▶ [Problem to work on]: Exactly the lines from the one that holds "What data populates" to the end of the data below: retype these and nothing else.

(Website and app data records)
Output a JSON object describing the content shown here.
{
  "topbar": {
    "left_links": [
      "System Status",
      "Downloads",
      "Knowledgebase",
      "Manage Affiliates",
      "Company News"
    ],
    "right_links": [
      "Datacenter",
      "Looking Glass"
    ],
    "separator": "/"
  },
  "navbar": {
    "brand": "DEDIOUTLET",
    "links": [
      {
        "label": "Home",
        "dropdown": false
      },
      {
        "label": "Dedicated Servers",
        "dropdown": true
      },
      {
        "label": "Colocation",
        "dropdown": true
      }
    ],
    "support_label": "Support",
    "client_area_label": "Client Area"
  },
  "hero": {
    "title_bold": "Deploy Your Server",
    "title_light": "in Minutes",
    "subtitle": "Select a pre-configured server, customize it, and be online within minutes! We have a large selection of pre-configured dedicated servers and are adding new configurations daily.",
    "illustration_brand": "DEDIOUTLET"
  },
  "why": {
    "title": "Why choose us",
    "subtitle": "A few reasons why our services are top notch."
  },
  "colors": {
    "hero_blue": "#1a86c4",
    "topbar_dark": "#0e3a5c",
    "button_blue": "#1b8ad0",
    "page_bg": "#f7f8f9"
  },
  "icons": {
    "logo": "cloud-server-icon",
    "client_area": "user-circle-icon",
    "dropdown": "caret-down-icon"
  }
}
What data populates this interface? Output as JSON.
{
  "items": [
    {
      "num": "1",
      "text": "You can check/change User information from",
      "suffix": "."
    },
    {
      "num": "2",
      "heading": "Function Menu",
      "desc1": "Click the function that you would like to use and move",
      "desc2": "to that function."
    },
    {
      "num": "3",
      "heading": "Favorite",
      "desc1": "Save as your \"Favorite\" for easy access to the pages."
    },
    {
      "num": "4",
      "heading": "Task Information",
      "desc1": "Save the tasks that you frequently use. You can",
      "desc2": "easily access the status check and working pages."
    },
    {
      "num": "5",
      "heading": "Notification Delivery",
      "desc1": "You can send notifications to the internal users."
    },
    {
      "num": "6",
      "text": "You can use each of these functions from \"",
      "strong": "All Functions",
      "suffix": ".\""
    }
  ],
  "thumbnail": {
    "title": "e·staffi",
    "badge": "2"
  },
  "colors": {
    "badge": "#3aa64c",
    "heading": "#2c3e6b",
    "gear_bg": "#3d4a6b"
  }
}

▶ [Result of this exercise]:
What data populates this interface? Output as JSON.
{
  "items": [
    {
      "num": "1",
      "text": "You can check/change User information from",
      "suffix": "."
    },
    {
      "num": "2",
      "heading": "Function Menu",
      "desc1": "Click the function that you would like to use and move",
      "desc2": "to that function."
    },
    {
      "num": "3",
      "heading": "Favorite",
      "desc1": "Save as your \"Favorite\" for easy access to the pages."
    },
    {
      "num": "4",
      "heading": "Task Information",
      "desc1": "Save the tasks that you frequently use. You can",
      "desc2": "easily access the status check and working pages."
    },
    {
      "num": "5",
      "heading": "Notification Delivery",
      "desc1": "You can send notifications to the internal users."
    },
    {
      "num": "6",
      "text": "You can use each of these functions from \"",
      "strong": "All Functions",
      "suffix": ".\""
    }
  ],
  "thumbnail": {
    "title": "e·staffi",
    "badge": "2"
  },
  "colors": {
    "badge": "#3aa64c",
    "heading": "#2c3e6b",
    "gear_bg": "#3d4a6b"
  }
}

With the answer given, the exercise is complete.